#### About this exercise:
Could you copy each line of the listing that holds "title"?
· · ·
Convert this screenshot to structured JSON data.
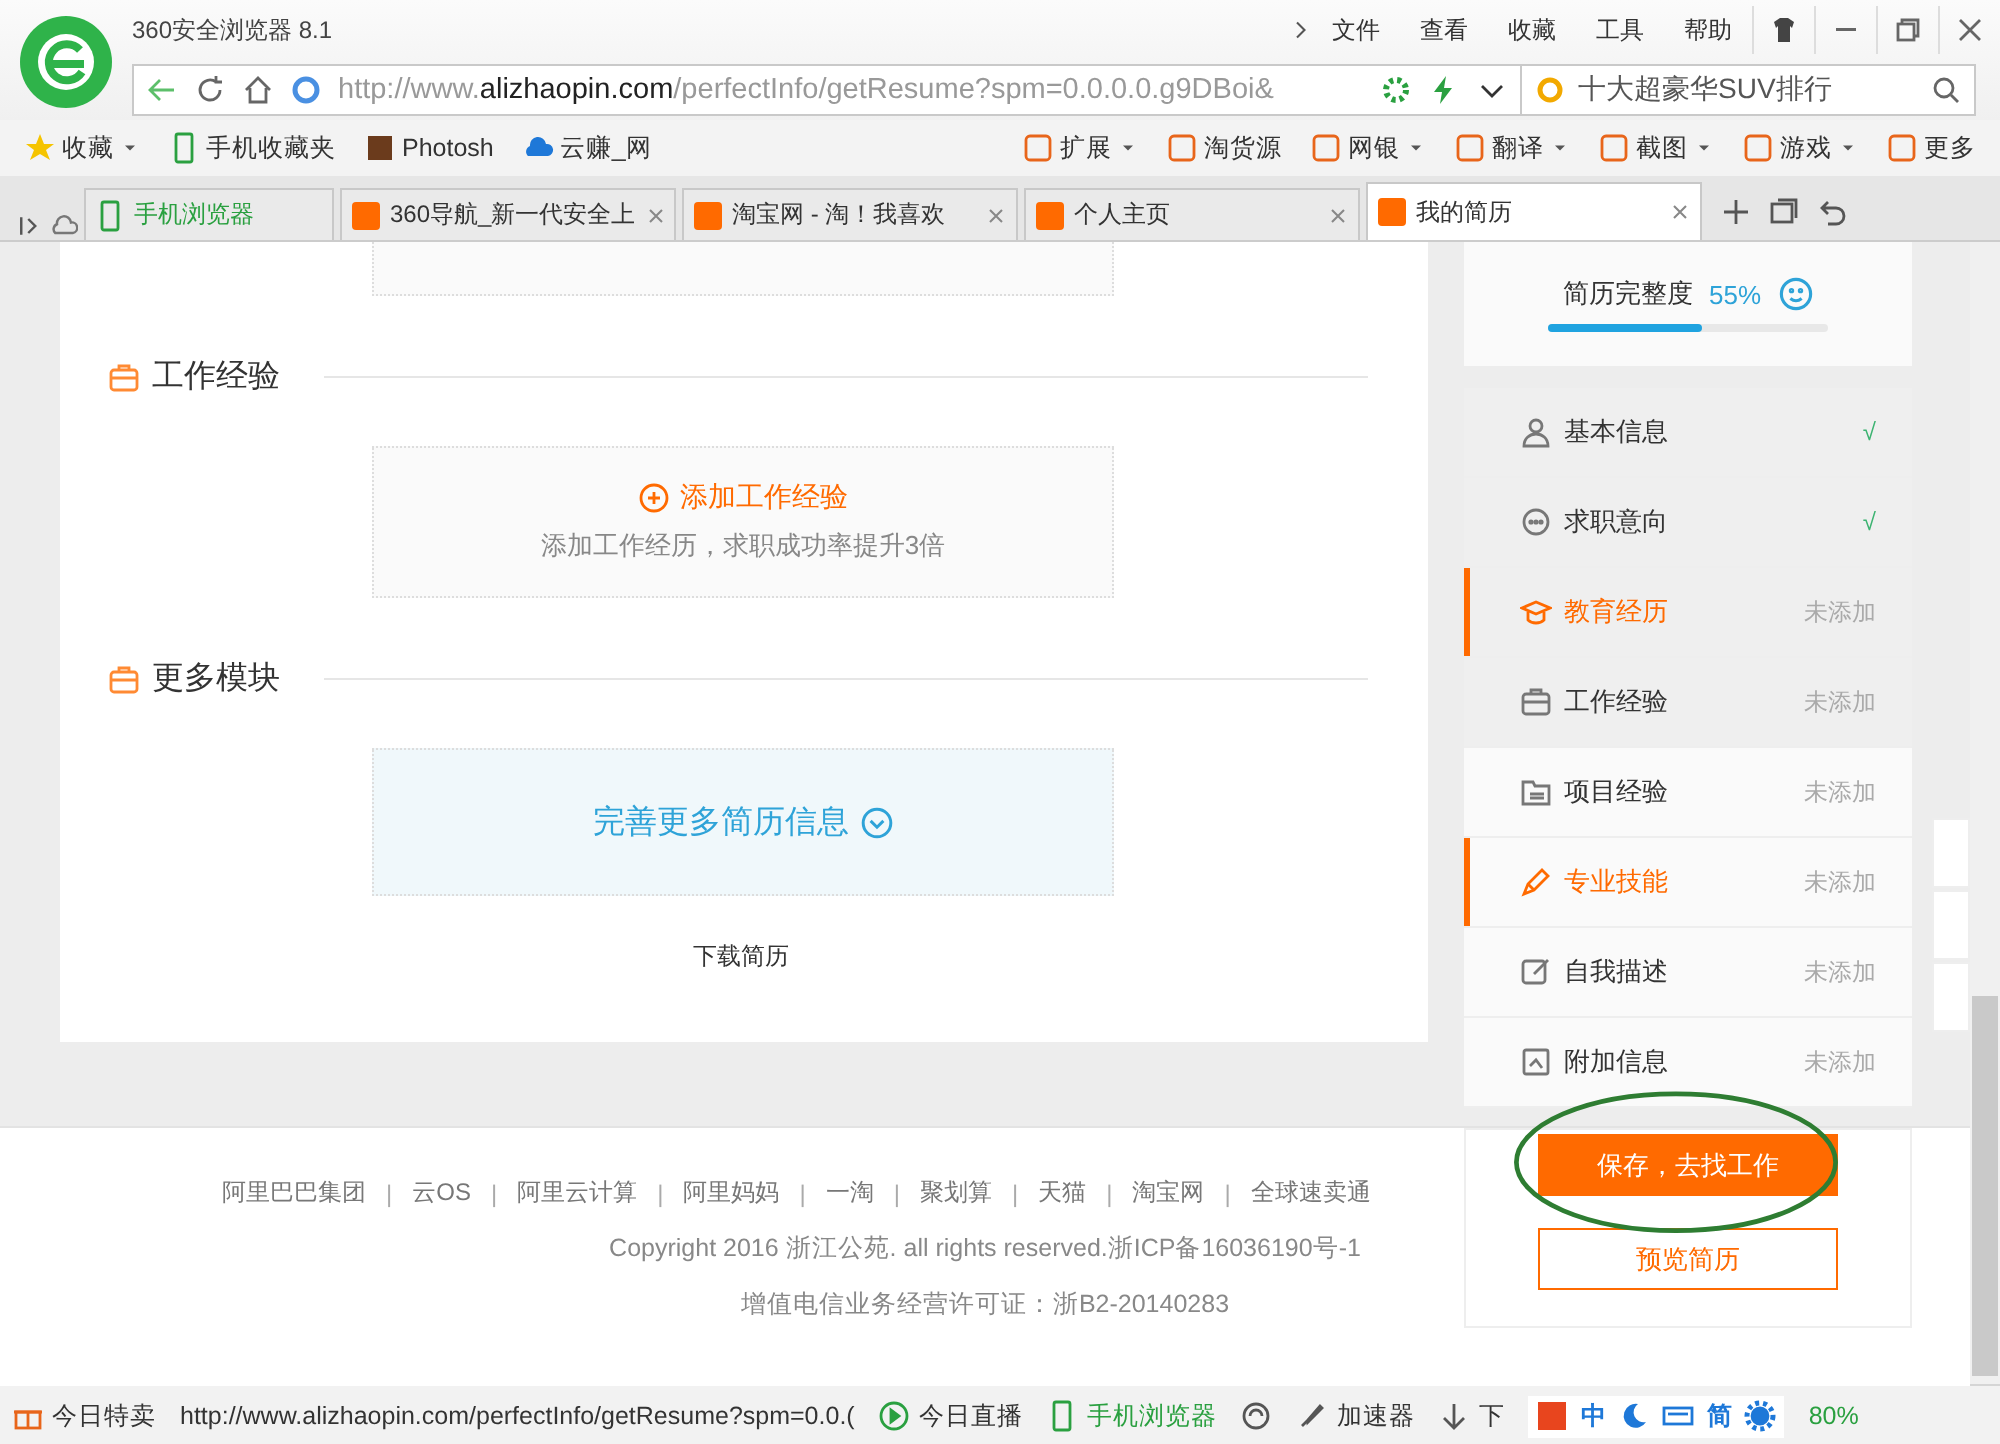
{
  "window": {
    "title": "360安全浏览器 8.1",
    "menu": [
      "文件",
      "查看",
      "收藏",
      "工具",
      "帮助"
    ]
  },
  "address_bar": {
    "url": "http://www.**alizhaopin.com**/perfectInfo/getResume?spm=0.0.0.0.g9DBoi&",
    "search": "十大超豪华SUV排行"
  },
  "bookmarks": {
    "left": [
      {
        "label": "收藏",
        "dropdown": true
      },
      {
        "label": "手机收藏夹",
        "dropdown": false
      },
      {
        "label": "Photosh",
        "dropdown": false
      },
      {
        "label": "云赚_网",
        "dropdown": false
      }
    ],
    "right": [
      {
        "label": "扩展",
        "dropdown": true
      },
      {
        "label": "淘货源",
        "dropdown": false
      },
      {
        "label": "网银",
        "dropdown": true
      },
      {
        "label": "翻译",
        "dropdown": true
      },
      {
        "label": "截图",
        "dropdown": true
      },
      {
        "label": "游戏",
        "dropdown": true
      },
      {
        "label": "更多",
        "dropdown": false
      }
    ]
  },
  "tabs": [
    {
      "label": "手机浏览器",
      "selected": false,
      "closable": false
    },
    {
      "label": "360导航_新一代安全上",
      "selected": false,
      "closable": true
    },
    {
      "label": "淘宝网 - 淘！我喜欢",
      "selected": false,
      "closable": true
    },
    {
      "label": "个人主页",
      "selected": false,
      "closable": true
    },
    {
      "label": "我的简历",
      "selected": true,
      "closable": true
    }
  ],
  "sections": [
    {
      "kind": "add",
      "title": "工作经验",
      "action": "添加工作经验",
      "hint": "添加工作经历，求职成功率提升3倍"
    },
    {
      "kind": "more",
      "title": "更多模块",
      "action": "完善更多简历信息"
    }
  ],
  "download": "下载简历",
  "sidebar": {
    "label": "简历完整度",
    "percent": "55%",
    "level": 0.55,
    "items": [
      {
        "label": "基本信息",
        "status": "√",
        "done": true,
        "selected": false
      },
      {
        "label": "求职意向",
        "status": "√",
        "done": true,
        "selected": false
      },
      {
        "label": "教育经历",
        "status": "未添加",
        "done": false,
        "selected": true
      },
      {
        "label": "工作经验",
        "status": "未添加",
        "done": false,
        "selected": false
      },
      {
        "label": "项目经验",
        "status": "未添加",
        "done": false,
        "selected": false
      },
      {
        "label": "专业技能",
        "status": "未添加",
        "done": false,
        "selected": true
      },
      {
        "label": "自我描述",
        "status": "未添加",
        "done": false,
        "selected": false
      },
      {
        "label": "附加信息",
        "status": "未添加",
        "done": false,
        "selected": false
      }
    ],
    "save": "保存，去找工作",
    "preview": "预览简历"
  },
  "footer": {
    "links": [
      {
        "kind": "link",
        "label": "阿里巴巴集团"
      },
      {
        "kind": "separator",
        "label": "|"
      },
      {
        "kind": "link",
        "label": "云OS"
      },
      {
        "kind": "separator",
        "label": "|"
      },
      {
        "kind": "link",
        "label": "阿里云计算"
      },
      {
        "kind": "separator",
        "label": "|"
      },
      {
        "kind": "link",
        "label": "阿里妈妈"
      },
      {
        "kind": "separator",
        "label": "|"
      },
      {
        "kind": "link",
        "label": "一淘"
      },
      {
        "kind": "separator",
        "label": "|"
      },
      {
        "kind": "link",
        "label": "聚划算"
      },
      {
        "kind": "separator",
        "label": "|"
      },
      {
        "kind": "link",
        "label": "天猫"
      },
      {
        "kind": "separator",
        "label": "|"
      },
      {
        "kind": "link",
        "label": "淘宝网"
      },
      {
        "kind": "separator",
        "label": "|"
      },
      {
        "kind": "link",
        "label": "全球速卖通"
      }
    ],
    "copyright": "Copyright 2016 浙江公苑. all rights reserved.浙ICP备16036190号-1",
    "license": "增值电信业务经营许可证：浙B2-20140283"
  },
  "status_bar": {
    "deal": "今日特卖",
    "url": "http://www.alizhaopin.com/perfectInfo/getResume?spm=0.0.(",
    "live": "今日直播",
    "mobile": "手机浏览器",
    "accelerator": "加速器",
    "download": "下",
    "ime": "中",
    "simplified": "简",
    "zoom": "80%"
  }
}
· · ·
#### Output below:
    "title": "360安全浏览器 8.1",
      "title": "工作经验",
      "title": "更多模块",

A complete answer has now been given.